The internal revenue service has very specific rules about over-funding a life insurance policy and allowing it to become a tax shelter. You don’t want a MEC (modified endowment contract) but you want to get close to it.
After you have paid enough into your policy and the cash value become sufficient for your banking needs, it’s time for you to become a banker.
Now it’s time for you to begin financing your purchases rather than using a lender or a credit card. Remember, however, for this to work properly, you’ll fund your purchases using policy loans, not withdrawals. If you choose “withdrawal,” your policy’s cash account will be reduced by the amount of the withdrawal but when you take a loan against the policy, your cash value is undisturbed and continues to accumulate.
This is the best part because although you are borrowing money against your policy (for any reason and no credit check), you are using YOUR BANK for the purchase and the funds in YOUR BANK continue to accumulate!
Let’s take a minute and discuss some of the things you can do with the money in your bank:
Start focusing on recapturing your money with interest whenever possible. Using this type of banking strategy means you have to think like a banker. Certainly, you don’t want to make loans to yourself for the sake of being able to, just make sure you think of your personal bank first, even if you have the cash.
With access to cash and the ability to pay yourself interest, we’re sure you can expand on milestone #4 and use your banking system strategically to create additional cash flow by purchasing assets that will deliver interest back and cash back to YOUR BANK.
We have not heard this as often lately but when the concept was first introduced and most people didn’t understand it, they assumed their insurance professional was selling a scam. Being your own banker is not a scam, in fact, there are kits available that offer complete directions on setting up your bank. It is certainly not for everyone because there are several factors that must be in place for this concept to work well for you. It is a proven strategy.
The “becoming your own banker” strategy isn’t for everybody. Although you’ll be getting dividends (dividends are not guaranteed) from the mutual insurance carrier you choose to use, the rate of return on these policies are rather modest, and particularly in a low-interest environment.
There are a lot of individuals and families who would benefit tremendously by using this personal banking strategy:
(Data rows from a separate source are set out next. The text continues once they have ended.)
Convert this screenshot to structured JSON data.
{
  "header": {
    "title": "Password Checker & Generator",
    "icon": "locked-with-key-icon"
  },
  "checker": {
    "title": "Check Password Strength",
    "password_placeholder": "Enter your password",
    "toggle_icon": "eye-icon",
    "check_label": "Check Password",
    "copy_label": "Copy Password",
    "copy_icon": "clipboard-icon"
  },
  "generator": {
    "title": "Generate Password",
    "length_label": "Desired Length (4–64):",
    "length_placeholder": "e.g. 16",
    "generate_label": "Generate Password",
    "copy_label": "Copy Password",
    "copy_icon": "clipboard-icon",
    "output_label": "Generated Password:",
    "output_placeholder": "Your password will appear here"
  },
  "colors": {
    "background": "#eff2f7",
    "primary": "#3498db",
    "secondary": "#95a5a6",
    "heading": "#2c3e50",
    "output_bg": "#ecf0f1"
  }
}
Although the strategy of becoming your own banker will not be the best solution for everybody, many who hear about the concept simply pass it off as a scam or consider the strategy to be too complex to understand. Let’s take a look at some common sense examples.
All of us know that very few things in life are actually free, especially when it comes to borrowing money. Certainly, as a breadwinner for your family, you want to minimize your cost of borrowing money each time you want to make a purchase.
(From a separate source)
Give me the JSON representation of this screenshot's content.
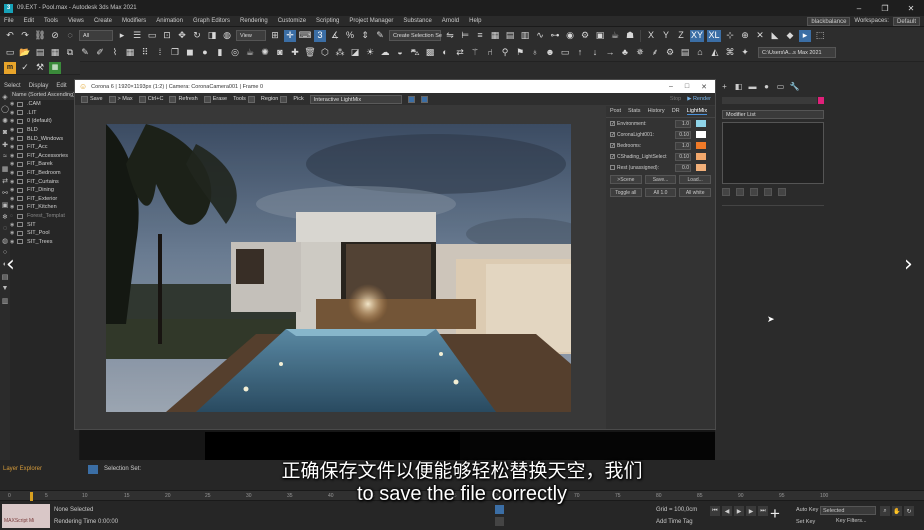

Let’s imagine that you want to add-on to your home and the best bid you received was $40,000. You want to finance the loan for 5 years so the payments are very manageable and your lender has agreed on a 6% rate of interest. For the term of your loan, you would pay $6,398.72 in interest for a total cost to you of $46,398.72.
Now, rather than borrowing that money from your bank, you borrow it from your insurance policy and pay the same amount of interest. You would come out ahead because the $40,000 you borrowed would remain in your cash value account and continue to earn interest while you repay your loan. In fact, you would actually end up with more money than when you started. Makes sense to me.
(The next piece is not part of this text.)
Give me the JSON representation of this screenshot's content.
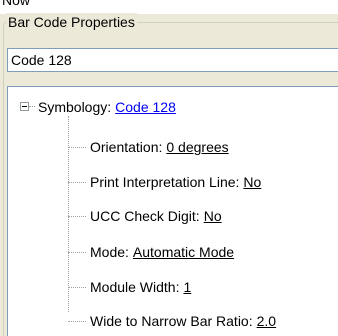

What makes even better sense is that you can repay your policy loan as you want to or not at all. If you elect to not repay the loan, your insurance company would simply deduct the amount of the outstanding loan an interest from your death benefit.
Since you are borrowing money from your insurance policy (your bank) your only restriction is that you can only borrow up to the amount of the available cash value at the time of the loan